- The Unlikely World of Faraway Frankie by Keith Brooke (Newcon Press, 2010) – Reviewed by Andy Sawyer
- Fun with Rainbows by Gareth Owens (Immersion Press, 2010) – Reviewed by Chaz Brenchley
- The Orphaned Worlds by Michael Cobley (Orbit, 2010) – Reviewed by Martyn Taylor
- Brain Thief by Alexander Jablokov (Forge, 2010) – Reviewed by Tony Lee
- Veteran by Gavin Smith (Gollancz, 2010) – Reviewed by Stuart Carter
- Yukikaze by Chohei Kambayashi (Haikasoru, 2010) – Reviewed by Ian Sales
- The World Inside by Robert Silverberg (Orb, 2010) – Reviewed by L. J. Hurst
- This Is Not A Game by Walter Jon Williams (Orbit, 2010) – Reviewed by Shaun C. Green
- Blonde Bombshell by Tom Holt (Orbit, 2010) – Reviewed by Simon Guerrier
- Retromancer by Robert Rankin (Gollancz, 2009) – Reviewed by James Bacon
- Conflicts, edited by Ian Whates (NewCon Press, 2010) – Reviewed by Ben Jeapes
- Lonely Werewolf Girl by Martin Millar (Piatkus, 2009) – Reviewed by Anne F Wilson
- The Midnight Mayor by Kate Griffen (Orbit, 2010) – Reviewed by Lynne Bispham
- Mr Shivers by Robert Jackson Bennett (Orbit, 2010) – Reviewed by Mark Connorton
- Neverland by Douglas Clegg (Vanguard, 2010) – Reviewed by A.P. Canavan
- Chronic City by Jonathan Lethem (Faber & Faber, 2009) – Reviewed by Dan Hartland
- Sunshine State by James Miller (Little, Brown, 2010) – Reviewed by Jonathan McCalmont
- The Last Pixel Show by Graham Andrews (New Theatre Publications, 2010), Mistaking the Nature of the Posthuman by Steve Sneyd (Hilltop Press, 2008) and Time Grows Thin by Lilith Lorraine (Hilltop Press, 2009) – Reviewed by Maureen Kincaid Speller
It takes a few pages to find out what the relativistic effects of the title are and it took me those few pages to embrace the story. ‘Relativistic Effects’ starts as just a day in the office with blunt worldbuilding and a clunky future dialect.
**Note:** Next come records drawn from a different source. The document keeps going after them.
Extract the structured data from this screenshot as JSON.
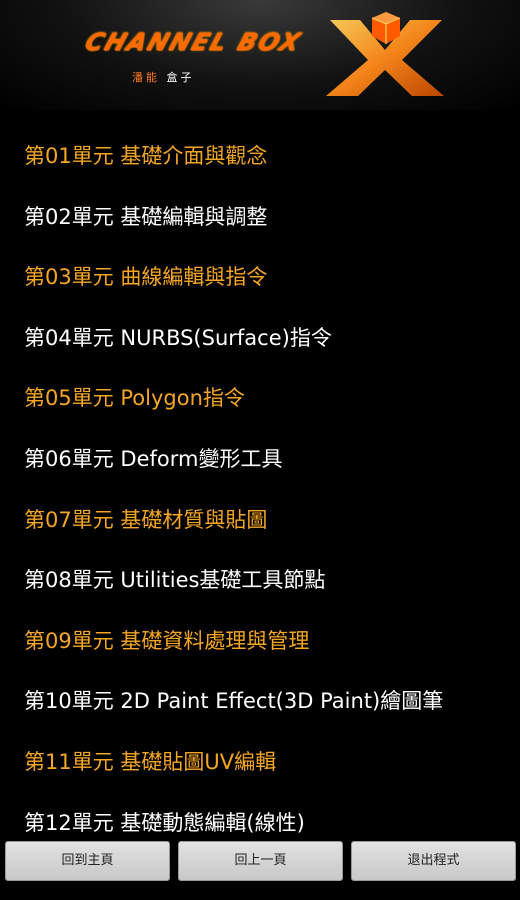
{
  "header": {
    "logo_text": "CHANNEL BOX",
    "logo_sub_accent": "潘能",
    "logo_sub_rest": "盒子"
  },
  "menu": {
    "items": [
      {
        "label": "第01單元 基礎介面與觀念",
        "color": "#f5a623"
      },
      {
        "label": "第02單元 基礎編輯與調整",
        "color": "#ffffff"
      },
      {
        "label": "第03單元 曲線編輯與指令",
        "color": "#f5a623"
      },
      {
        "label": "第04單元 NURBS(Surface)指令",
        "color": "#ffffff"
      },
      {
        "label": "第05單元 Polygon指令",
        "color": "#f5a623"
      },
      {
        "label": "第06單元 Deform變形工具",
        "color": "#ffffff"
      },
      {
        "label": "第07單元 基礎材質與貼圖",
        "color": "#f5a623"
      },
      {
        "label": "第08單元 Utilities基礎工具節點",
        "color": "#ffffff"
      },
      {
        "label": "第09單元 基礎資料處理與管理",
        "color": "#f5a623"
      },
      {
        "label": "第10單元 2D Paint Effect(3D Paint)繪圖筆",
        "color": "#ffffff"
      },
      {
        "label": "第11單元 基礎貼圖UV編輯",
        "color": "#f5a623"
      },
      {
        "label": "第12單元 基礎動態編輯(線性)",
        "color": "#ffffff"
      }
    ]
  },
  "buttons": {
    "home_label": "回到主頁",
    "back_label": "回上一頁",
    "exit_label": "退出程式"
  },
  "colors": {
    "background": "#000000",
    "accent_orange": "#f5a623",
    "text_white": "#ffffff",
    "button_bg": "#d6d6d6"
  }
}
I thought I was faced with another competant man Miner of the Future story. But no, Benford is interested in peeling away the surface layer of the universe and looking at what is underneath, not just bashing up an asteroid.
And then it becomes clear what the context of this all is. Our sub-space miner is on a spaceship stuck in fifth gear, they are hurtling forward at almost the speed of light with no way of slowing down. Earth is five million years in the past. In their introductions, Hartwell and Cramer talk of the universe as antagonist being a hallmark of hard SF and it is perfectly demonstrated here. The weight of the implacable universe crushes the characters and turns what could have been another lump of coal into a diamond.